Authorities have eased some restrictions after locking down Dubai for about a month to halt the spread of the virus, which has infected more than 16,000 people nationwide and led to 165 deaths.
The government, while moving to protect the jobs of citizens, has given private companies, mostly employing expats, leeway to cut salaries or extend unpaid leave. Foreigners make up about 85% of Dubai’s population.
But local media reports suggest hundreds of thousands of blue-collar Indian and Pakistani workers have registered to leave the U.A.E. after the pandemic eradicated their jobs. In a Twitter post, Nasser Al-Shaikh, Dubai’s former finance chief who helped steer the emirate through the 2008 credit crisis, said the population of the U.A.E. would shrink at least 10% this year.
“Excess capacity is a major problem that would hit growth in an economy designed around perpetual demand increase,” Daoud said. “An abrupt loss of 10% of the population will aggravate the supply issue many folds and hit virtually every sector of the economy, requiring state-help to avoid collapse.”
Meanwhile, Ibrahim of “House of Pizza” has caught a breather, but it might not be enough. The bank agreed to postpone repayments on a loan for six months, while bills on two credit cards can be delayed for a month at no extra change, he said. Nakheel PJSC, which developed the Palm and is Ibrahim’s landlord, is evaluating rent relief for some tenants, said Omar Khoory, managing director of Nakheel Malls.
“I’ve given myself till the end of the year,” Ibrahim said. “If nothing improves, I’ll sell the business for any price and move back to Canada.” –Bloomberg
–With assistance from Layan Odeh, Sylvia Westall, Mahmoud Habboush, Simone Foxman, Fiona MacDonald and Archana Narayanan.
Why news media is in crisis & How you can fix it
India needs free, fair, non-hyphenated and questioning journalism even more as it faces multiple crises.
But the news media is in a crisis of its own. There have been brutal layoffs and pay-cuts.
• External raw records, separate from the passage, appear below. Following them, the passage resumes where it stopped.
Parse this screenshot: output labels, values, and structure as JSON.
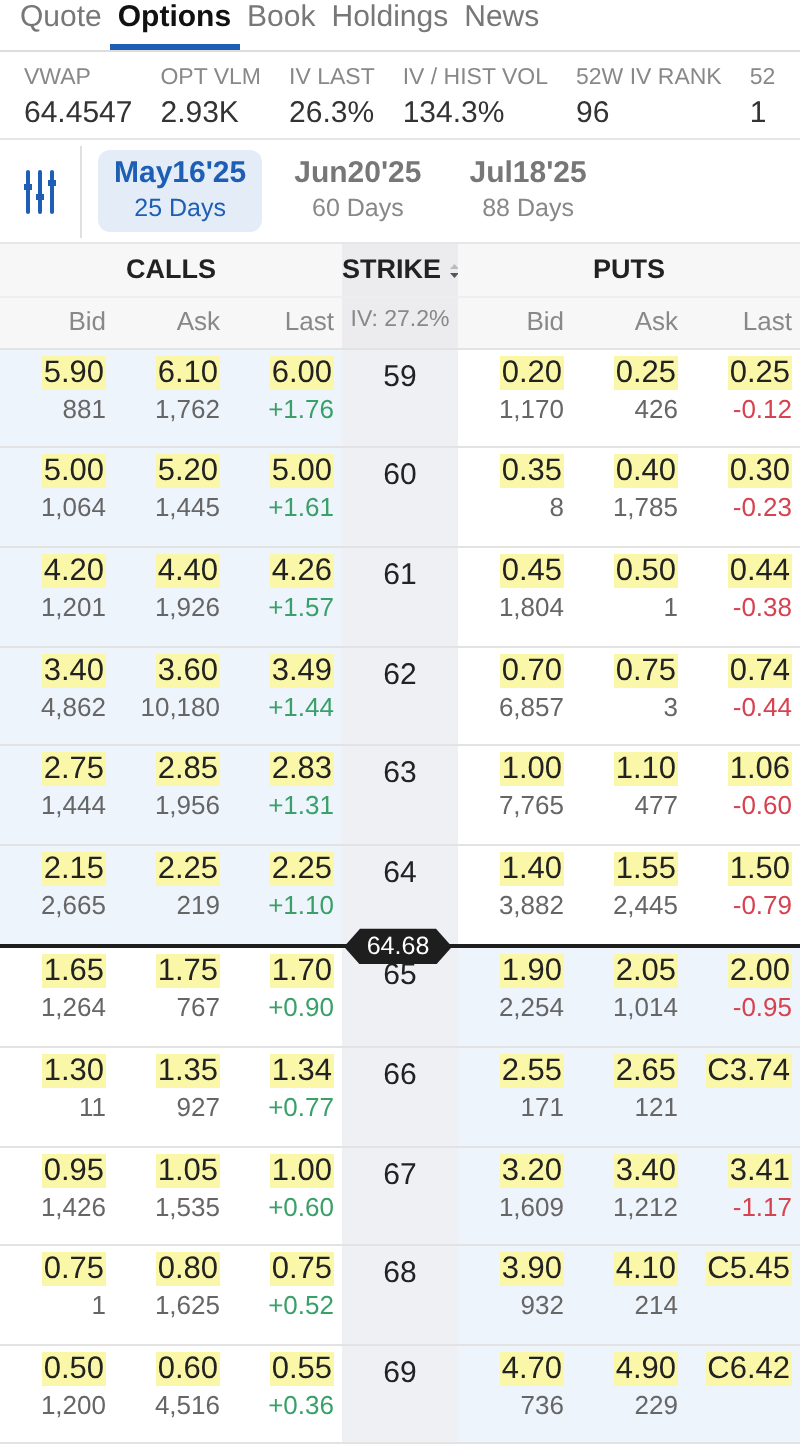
{
  "tabs": [
    {
      "label": "Quote",
      "selected": false
    },
    {
      "label": "Options",
      "selected": true
    },
    {
      "label": "Book",
      "selected": false
    },
    {
      "label": "Holdings",
      "selected": false
    },
    {
      "label": "News",
      "selected": false
    }
  ],
  "stats": [
    {
      "label": "VWAP",
      "value": "64.4547"
    },
    {
      "label": "OPT VLM",
      "value": "2.93K"
    },
    {
      "label": "IV LAST",
      "value": "26.3%"
    },
    {
      "label": "IV / HIST VOL",
      "value": "134.3%"
    },
    {
      "label": "52W IV RANK",
      "value": "96"
    },
    {
      "label": "52",
      "value": "1"
    }
  ],
  "expirations": [
    {
      "date": "May16'25",
      "days": "25 Days",
      "selected": true
    },
    {
      "date": "Jun20'25",
      "days": "60 Days",
      "selected": false
    },
    {
      "date": "Jul18'25",
      "days": "88 Days",
      "selected": false
    }
  ],
  "chain": {
    "calls_label": "CALLS",
    "strike_label": "STRIKE",
    "puts_label": "PUTS",
    "call_columns": [
      "Bid",
      "Ask",
      "Last"
    ],
    "iv": "IV: 27.2%",
    "put_columns": [
      "Bid",
      "Ask",
      "Last"
    ],
    "rows": [
      {
        "strike": "59",
        "call": {
          "bid": "5.90",
          "ask": "6.10",
          "last": "6.00",
          "bid_size": "881",
          "ask_size": "1,762",
          "change": {
            "text": "+1.76",
            "color": "#3aa06a"
          },
          "in_the_money": true
        },
        "put": {
          "bid": "0.20",
          "ask": "0.25",
          "last": "0.25",
          "bid_size": "1,170",
          "ask_size": "426",
          "change": {
            "text": "-0.12",
            "color": "#d6424f"
          },
          "in_the_money": false
        }
      },
      {
        "strike": "60",
        "call": {
          "bid": "5.00",
          "ask": "5.20",
          "last": "5.00",
          "bid_size": "1,064",
          "ask_size": "1,445",
          "change": {
            "text": "+1.61",
            "color": "#3aa06a"
          },
          "in_the_money": true
        },
        "put": {
          "bid": "0.35",
          "ask": "0.40",
          "last": "0.30",
          "bid_size": "8",
          "ask_size": "1,785",
          "change": {
            "text": "-0.23",
            "color": "#d6424f"
          },
          "in_the_money": false
        }
      },
      {
        "strike": "61",
        "call": {
          "bid": "4.20",
          "ask": "4.40",
          "last": "4.26",
          "bid_size": "1,201",
          "ask_size": "1,926",
          "change": {
            "text": "+1.57",
            "color": "#3aa06a"
          },
          "in_the_money": true
        },
        "put": {
          "bid": "0.45",
          "ask": "0.50",
          "last": "0.44",
          "bid_size": "1,804",
          "ask_size": "1",
          "change": {
            "text": "-0.38",
            "color": "#d6424f"
          },
          "in_the_money": false
        }
      },
      {
        "strike": "62",
        "call": {
          "bid": "3.40",
          "ask": "3.60",
          "last": "3.49",
          "bid_size": "4,862",
          "ask_size": "10,180",
          "change": {
            "text": "+1.44",
            "color": "#3aa06a"
          },
          "in_the_money": true
        },
        "put": {
          "bid": "0.70",
          "ask": "0.75",
          "last": "0.74",
          "bid_size": "6,857",
          "ask_size": "3",
          "change": {
            "text": "-0.44",
            "color": "#d6424f"
          },
          "in_the_money": false
        }
      },
      {
        "strike": "63",
        "call": {
          "bid": "2.75",
          "ask": "2.85",
          "last": "2.83",
          "bid_size": "1,444",
          "ask_size": "1,956",
          "change": {
            "text": "+1.31",
            "color": "#3aa06a"
          },
          "in_the_money": true
        },
        "put": {
          "bid": "1.00",
          "ask": "1.10",
          "last": "1.06",
          "bid_size": "7,765",
          "ask_size": "477",
          "change": {
            "text": "-0.60",
            "color": "#d6424f"
          },
          "in_the_money": false
        }
      },
      {
        "strike": "64",
        "price_line": "64.68",
        "call": {
          "bid": "2.15",
          "ask": "2.25",
          "last": "2.25",
          "bid_size": "2,665",
          "ask_size": "219",
          "change": {
            "text": "+1.10",
            "color": "#3aa06a"
          },
          "in_the_money": true
        },
        "put": {
          "bid": "1.40",
          "ask": "1.55",
          "last": "1.50",
          "bid_size": "3,882",
          "ask_size": "2,445",
          "change": {
            "text": "-0.79",
            "color": "#d6424f"
          },
          "in_the_money": false
        }
      },
      {
        "strike": "65",
        "call": {
          "bid": "1.65",
          "ask": "1.75",
          "last": "1.70",
          "bid_size": "1,264",
          "ask_size": "767",
          "change": {
            "text": "+0.90",
            "color": "#3aa06a"
          },
          "in_the_money": false
        },
        "put": {
          "bid": "1.90",
          "ask": "2.05",
          "last": "2.00",
          "bid_size": "2,254",
          "ask_size": "1,014",
          "change": {
            "text": "-0.95",
            "color": "#d6424f"
          },
          "in_the_money": true
        }
      },
      {
        "strike": "66",
        "call": {
          "bid": "1.30",
          "ask": "1.35",
          "last": "1.34",
          "bid_size": "11",
          "ask_size": "927",
          "change": {
            "text": "+0.77",
            "color": "#3aa06a"
          },
          "in_the_money": false
        },
        "put": {
          "bid": "2.55",
          "ask": "2.65",
          "last": "C3.74",
          "bid_size": "171",
          "ask_size": "121",
          "in_the_money": true
        }
      },
      {
        "strike": "67",
        "call": {
          "bid": "0.95",
          "ask": "1.05",
          "last": "1.00",
          "bid_size": "1,426",
          "ask_size": "1,535",
          "change": {
            "text": "+0.60",
            "color": "#3aa06a"
          },
          "in_the_money": false
        },
        "put": {
          "bid": "3.20",
          "ask": "3.40",
          "last": "3.41",
          "bid_size": "1,609",
          "ask_size": "1,212",
          "change": {
            "text": "-1.17",
            "color": "#d6424f"
          },
          "in_the_money": true
        }
      },
      {
        "strike": "68",
        "call": {
          "bid": "0.75",
          "ask": "0.80",
          "last": "0.75",
          "bid_size": "1",
          "ask_size": "1,625",
          "change": {
            "text": "+0.52",
            "color": "#3aa06a"
          },
          "in_the_money": false
        },
        "put": {
          "bid": "3.90",
          "ask": "4.10",
          "last": "C5.45",
          "bid_size": "932",
          "ask_size": "214",
          "in_the_money": true
        }
      },
      {
        "strike": "69",
        "call": {
          "bid": "0.50",
          "ask": "0.60",
          "last": "0.55",
          "bid_size": "1,200",
          "ask_size": "4,516",
          "change": {
            "text": "+0.36",
            "color": "#3aa06a"
          },
          "in_the_money": false
        },
        "put": {
          "bid": "4.70",
          "ask": "4.90",
          "last": "C6.42",
          "bid_size": "736",
          "ask_size": "229",
          "in_the_money": true
        }
      }
    ]
  }
}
The best of journalism is shrinking, yielding to crude prime-time spectacle.
ThePrint has the finest young reporters, columnists and editors working for it. Sustaining journalism of this quality needs smart and thinking people like you to pay for it. Whether you live in India or overseas, you can do it here.